grok {
 match => { "message" => "fileHash=%{WORD:fileHash}\|filePath=%{WORD:filePath}\|fileName=%{WORD:fileName}\|deviceAddress=%{WORD:deviceAddress}\|deviceHostFqdn=%{WORD:deviceHostFqdn}" }
}

The issue is that the fields are not persistent and it depends on the log type, so I'm not sure if grock is good enough

You could try

    dissect {
        mapping => { "message" => "<%{syslog_pri}>%{[@metadata][ts]} %{+[@metadata][ts]} %{} - %{}|%{}|%{}|%{}|%{[@metadata][restOfLine]}" }
        remove_field => [ "message" ]
    }
    date { match => [ "[@metadata][ts]", "YYYY-MM-dd HH:mm:ss,SSS" ] }
    kv { source => "[@metadata][restOfLine]" field_split => "|" trim_value => " " }
    mutate { gsub => [ "sourceMacAddresses", "[' ]", "", "sourceIpAddresses", "[' ]", "" ] }
    mutate { split => { "sourceMacAddresses" => "," "sourceIpAddresses" => "," } }

which will get you

               "sourceIpAddresses" => [
    [0] "XXX",
    [1] "XXX",
    [2] "XXX",
    [3] "XXX"
],
                       "accountId" => "472773930102201398",
                      "syslog_pri" => "14",
                 "sourceAgentUuid" => "90d77435-6aad-b2e2-61c3-5097e37d1cd0",
                        "fileName" => "XXX",
                      "@timestamp" => 2021-10-06T17:23:42.535Z,
                   "deviceAddress" => "XXX",
     "threatMitigatedPreemptively" => "False",
                  "deviceHostFqdn" => "XXX",

etc.

Thank you for your suggestions!
I'll keep dig into that as every log seem to have different fields

I'm also trying to work with the second format they provided... seems to be challenging as well:

Another option they can't provide a format that Logstash will process could be pipeline to pipeline.

The CEF Codec works in the input so you can't transform it to be compliant in Logstash and then process it. The idea is to have 1 pipeline that will read the input and filter to transform it to be CEF compliant.

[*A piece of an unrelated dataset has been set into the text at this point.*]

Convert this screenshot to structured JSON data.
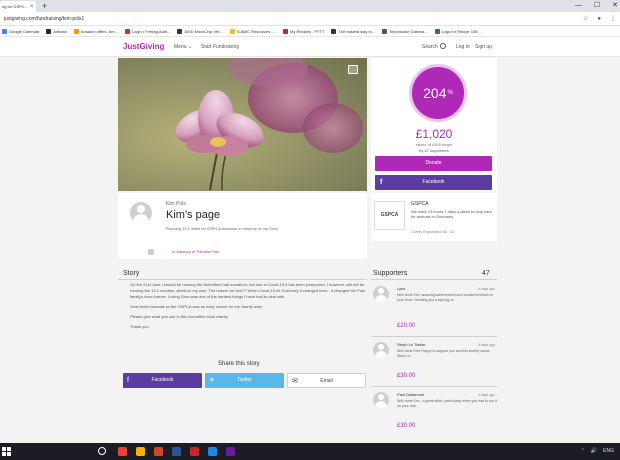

Then you output to another pipeline where you can apply the CEF Codec and it will process it properly.